as told by Sofia’s mummy
Sofia was born on the evening of 19th February 2010 after a very quick labour, 10 days overdue. At 6lb 11oz she was heavier than her sister had been and she took to breastfeeding very quickly. We were allowed home the following day.
Within the first week of being home I became concerned that she was breathing quicker than I would have expected, she had unusually cold hands and feet and she was breastfeeding for only 5 minutes at a time. I raised my concerns with the health visitor but she wasn’t concerned. That put my mind at ease but over the following week I still had a niggling feeling that things weren’t right, especially after a trip to the baby clinic showed she hadn’t put on as much weight as they would have liked. After a number of trips to the health visitor and GP and a chat with a friend who is a nurse, Sofia was finally referred to our local hospital with suspected bronchiolitis. Chest x-rays revealed what looked like a significant chest infection and she was admitted and treated with IV antibiotics for a week. When Sofia’s condition didn’t improve and a doctor thought she heard a heart murmur, an echo was done which revealed that Sofias heart didn’t look normal and was enlarged on the right side. Sofia was transferred to Glenfield hospital the following day for further tests to confirm exactly what the problems were with her heart. Nothing could have prepared us for what we were told. Sofia had a number of congenital heart defects including an Atrial Septal Defect (ASD), a large Ventricular Septal Defect (VSD) and Partial Anomolous Pulmonary Venous Connections (PAPVC), where the two pulmonary veins from her right lung went to the wrong side of her heart. On top of this Sofia had a small right lung and her heart was positioned to the right (dextrocardia). We were told that she was in heart failure and would need surgery to correct her unusual combination of problems. We felt like we had been hit by a ton of bricks, we couldn’t believe what we were hearing. Sofia was admitted to Glenfield whilst they tried to stabilise her with medication.
The weeks and months that followed were some of the toughest we as a family have ever been through. Sofia was sent to the Evelina Childrens Hospital the following week for a detailed MRI of her heart. Sofia’s consultant and surgeon agreed that they would like to wait until Sofia was bigger and older before doing corrective surgery, however medication wasn’t enough to get her out of heart failure. It was decided that open-heart surgery would be needed to fit a band on her pulmonary artery (Pulmonary Artery Banding) to restrict the flow of blood to her lungs. This would hopefully get her out of heart failure and allow her to grow for future corrective surgery. Sofia was kept in hospital and after 3 cancellations she had her first open heart surgery at 2 months old.
Sofia shortly after her 1st surgery
The surgery went well but unfortunately Sofia caught a flu virus, which saw her re-admitted to intensive care with breathing difficulties. She was transferred to the High Dependency Unit at the Leicester Royal Infirmary while she recovered. She spent a month on CPAP support.

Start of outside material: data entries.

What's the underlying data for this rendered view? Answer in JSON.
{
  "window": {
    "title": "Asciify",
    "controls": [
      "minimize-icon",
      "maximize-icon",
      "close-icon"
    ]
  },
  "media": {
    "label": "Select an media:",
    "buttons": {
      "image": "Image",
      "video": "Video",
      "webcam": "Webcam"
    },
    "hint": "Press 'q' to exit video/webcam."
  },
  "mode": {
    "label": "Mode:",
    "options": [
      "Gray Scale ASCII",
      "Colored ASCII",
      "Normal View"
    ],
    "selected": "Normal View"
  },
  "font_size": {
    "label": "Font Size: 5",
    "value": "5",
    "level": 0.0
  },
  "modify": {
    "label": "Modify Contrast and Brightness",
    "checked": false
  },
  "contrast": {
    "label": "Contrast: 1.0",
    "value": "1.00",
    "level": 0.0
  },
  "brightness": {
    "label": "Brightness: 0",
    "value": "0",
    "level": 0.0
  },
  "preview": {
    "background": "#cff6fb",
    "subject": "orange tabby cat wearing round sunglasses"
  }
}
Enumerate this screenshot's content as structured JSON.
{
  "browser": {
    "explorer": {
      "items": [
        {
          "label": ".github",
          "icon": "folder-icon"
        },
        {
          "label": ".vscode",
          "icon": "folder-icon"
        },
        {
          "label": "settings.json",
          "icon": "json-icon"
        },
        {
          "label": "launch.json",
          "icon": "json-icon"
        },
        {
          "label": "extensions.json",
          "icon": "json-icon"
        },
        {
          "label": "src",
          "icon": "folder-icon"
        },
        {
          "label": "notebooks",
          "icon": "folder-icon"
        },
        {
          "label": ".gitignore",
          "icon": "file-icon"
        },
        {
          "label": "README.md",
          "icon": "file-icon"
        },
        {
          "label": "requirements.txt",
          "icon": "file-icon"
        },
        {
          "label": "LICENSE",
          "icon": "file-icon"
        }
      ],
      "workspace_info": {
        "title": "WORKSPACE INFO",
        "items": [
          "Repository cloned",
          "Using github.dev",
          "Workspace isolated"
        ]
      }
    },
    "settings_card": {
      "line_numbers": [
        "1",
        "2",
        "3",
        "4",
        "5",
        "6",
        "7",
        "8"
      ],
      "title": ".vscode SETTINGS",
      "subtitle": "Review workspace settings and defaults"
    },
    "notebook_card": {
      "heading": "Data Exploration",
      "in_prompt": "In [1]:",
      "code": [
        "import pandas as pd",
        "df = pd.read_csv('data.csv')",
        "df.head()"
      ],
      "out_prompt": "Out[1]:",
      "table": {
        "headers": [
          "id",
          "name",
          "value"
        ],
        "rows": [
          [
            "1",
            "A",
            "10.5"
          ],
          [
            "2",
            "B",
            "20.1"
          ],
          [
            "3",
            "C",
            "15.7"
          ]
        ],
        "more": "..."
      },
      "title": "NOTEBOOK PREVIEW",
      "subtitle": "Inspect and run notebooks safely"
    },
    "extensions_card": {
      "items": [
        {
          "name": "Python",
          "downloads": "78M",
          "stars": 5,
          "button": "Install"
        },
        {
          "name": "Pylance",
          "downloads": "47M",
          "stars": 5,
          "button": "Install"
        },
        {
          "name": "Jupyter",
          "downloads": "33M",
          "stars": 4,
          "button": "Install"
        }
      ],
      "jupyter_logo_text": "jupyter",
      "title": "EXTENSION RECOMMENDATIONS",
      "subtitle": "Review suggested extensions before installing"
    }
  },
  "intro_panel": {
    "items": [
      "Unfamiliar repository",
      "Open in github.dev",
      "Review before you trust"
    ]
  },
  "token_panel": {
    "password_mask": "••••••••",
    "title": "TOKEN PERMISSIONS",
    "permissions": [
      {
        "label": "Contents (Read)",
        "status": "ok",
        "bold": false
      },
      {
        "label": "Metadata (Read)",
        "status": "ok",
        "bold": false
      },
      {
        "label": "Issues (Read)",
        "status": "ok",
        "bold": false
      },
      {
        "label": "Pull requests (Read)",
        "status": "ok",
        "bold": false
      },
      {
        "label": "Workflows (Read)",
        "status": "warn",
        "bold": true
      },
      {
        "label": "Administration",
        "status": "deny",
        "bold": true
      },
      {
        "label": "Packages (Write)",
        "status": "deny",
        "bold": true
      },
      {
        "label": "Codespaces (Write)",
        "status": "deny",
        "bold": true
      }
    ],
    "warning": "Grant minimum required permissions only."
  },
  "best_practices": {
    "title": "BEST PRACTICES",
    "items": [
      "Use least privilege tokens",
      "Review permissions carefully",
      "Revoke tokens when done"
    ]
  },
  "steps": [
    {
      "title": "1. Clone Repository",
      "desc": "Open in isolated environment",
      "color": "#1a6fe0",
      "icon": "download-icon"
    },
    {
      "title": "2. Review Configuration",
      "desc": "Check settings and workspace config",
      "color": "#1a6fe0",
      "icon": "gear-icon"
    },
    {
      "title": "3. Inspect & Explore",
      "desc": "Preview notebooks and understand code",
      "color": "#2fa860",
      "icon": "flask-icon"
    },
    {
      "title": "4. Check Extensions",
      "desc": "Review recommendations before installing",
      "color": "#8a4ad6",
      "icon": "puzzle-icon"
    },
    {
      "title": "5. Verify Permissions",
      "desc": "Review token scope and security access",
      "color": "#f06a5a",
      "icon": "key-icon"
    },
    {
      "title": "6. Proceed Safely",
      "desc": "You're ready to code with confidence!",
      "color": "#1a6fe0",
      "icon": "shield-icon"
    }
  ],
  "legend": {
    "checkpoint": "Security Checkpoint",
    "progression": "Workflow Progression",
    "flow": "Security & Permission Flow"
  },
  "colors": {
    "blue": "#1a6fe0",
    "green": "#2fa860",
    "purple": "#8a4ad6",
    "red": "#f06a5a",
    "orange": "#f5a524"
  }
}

Unfortunately as she began to recover from the flu virus, her breathing problems didn’t improve and at 3 months old, she had her second open-heart surgery to make her PA band tighter. It was hoped that this would improve her breathing difficulties but there were no guarantees. The alternative was for Sofia to be on CPAP until she grew big enough for corrective surgery, which could have been months. Thankfully the surgery worked. She went home 10 days later with an NG tube in place and has gone from strength to strength.
With a lot of hard work we were able to remove Sofia’s NG tube when she was 5 months old. Her breastfeeding improved and she started the weaning process (Sofia had been part breastfed and part NG tube fed since 4 weeks old). She now eats like a horse!
Sofia’s stay in hospital lasted a total of 13 weeks. It put an enormous amount of pressure on our family. Our other daughter Isabella, was only 2 years old at the time and it broke my heart having to be away from her for that amount of time, it was the first time I had ever left her. My husband spent half his time at the hospital and half at home. Luckily my parents were incredibly supportive. They looked after Isabella and brought her to see us most days. The wonderful family accommodation that Glenfield provides was a real help as we live one and a half hours away. My husband would otherwise have had to travel at least 3 hours a day. Whilst the situation was far from ideal, the staff at Glenfield made things so much easier to bear. We consider them to be our very special extended family.
Sofia will need major heart surgery when she is 3 or 4 years old to correct her heart problems. Her weight gain is slow but steady and she is very prone to chest infections resulting in a couple of hospital admissions over the last winter season. She has regular check-ups at Glenfield Hospital to monitor her condition and has been doing very well. She now needs to grow for her next surgery.